> [Information supplied]
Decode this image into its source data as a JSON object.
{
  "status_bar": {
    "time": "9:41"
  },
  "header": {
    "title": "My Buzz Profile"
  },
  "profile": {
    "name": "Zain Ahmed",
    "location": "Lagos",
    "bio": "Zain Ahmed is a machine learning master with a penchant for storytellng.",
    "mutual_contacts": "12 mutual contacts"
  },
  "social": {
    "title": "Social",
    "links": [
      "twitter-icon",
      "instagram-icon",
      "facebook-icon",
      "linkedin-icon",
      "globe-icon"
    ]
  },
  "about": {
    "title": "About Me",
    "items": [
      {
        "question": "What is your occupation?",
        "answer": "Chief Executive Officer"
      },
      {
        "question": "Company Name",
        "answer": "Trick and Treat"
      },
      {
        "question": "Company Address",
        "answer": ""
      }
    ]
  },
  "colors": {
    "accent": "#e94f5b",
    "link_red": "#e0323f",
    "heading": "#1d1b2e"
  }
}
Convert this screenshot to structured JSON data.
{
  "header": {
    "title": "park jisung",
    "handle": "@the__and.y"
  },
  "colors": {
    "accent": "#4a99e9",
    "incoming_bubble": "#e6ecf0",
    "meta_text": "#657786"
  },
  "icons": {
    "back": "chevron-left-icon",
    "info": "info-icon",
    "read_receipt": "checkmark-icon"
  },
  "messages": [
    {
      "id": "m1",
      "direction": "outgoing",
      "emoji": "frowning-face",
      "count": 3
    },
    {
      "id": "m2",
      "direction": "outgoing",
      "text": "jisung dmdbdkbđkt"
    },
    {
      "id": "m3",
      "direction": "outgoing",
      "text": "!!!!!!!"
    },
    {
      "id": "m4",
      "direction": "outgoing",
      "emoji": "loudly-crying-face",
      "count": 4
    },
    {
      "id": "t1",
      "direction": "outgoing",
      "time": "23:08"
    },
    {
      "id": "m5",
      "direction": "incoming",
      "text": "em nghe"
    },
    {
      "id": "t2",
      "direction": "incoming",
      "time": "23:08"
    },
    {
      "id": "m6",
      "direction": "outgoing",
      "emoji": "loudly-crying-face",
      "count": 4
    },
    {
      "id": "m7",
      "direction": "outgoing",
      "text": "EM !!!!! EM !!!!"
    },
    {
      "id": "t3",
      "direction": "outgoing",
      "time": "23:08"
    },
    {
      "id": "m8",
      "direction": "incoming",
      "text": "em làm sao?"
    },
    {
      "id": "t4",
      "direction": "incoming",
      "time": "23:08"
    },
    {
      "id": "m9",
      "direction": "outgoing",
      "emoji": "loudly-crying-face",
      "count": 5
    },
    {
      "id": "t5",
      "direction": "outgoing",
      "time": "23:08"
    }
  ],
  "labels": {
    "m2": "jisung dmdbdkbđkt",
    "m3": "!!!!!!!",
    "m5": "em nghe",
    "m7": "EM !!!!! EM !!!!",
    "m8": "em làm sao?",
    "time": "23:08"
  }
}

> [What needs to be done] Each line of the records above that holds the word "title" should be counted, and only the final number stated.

> [Answer to this exercise] 4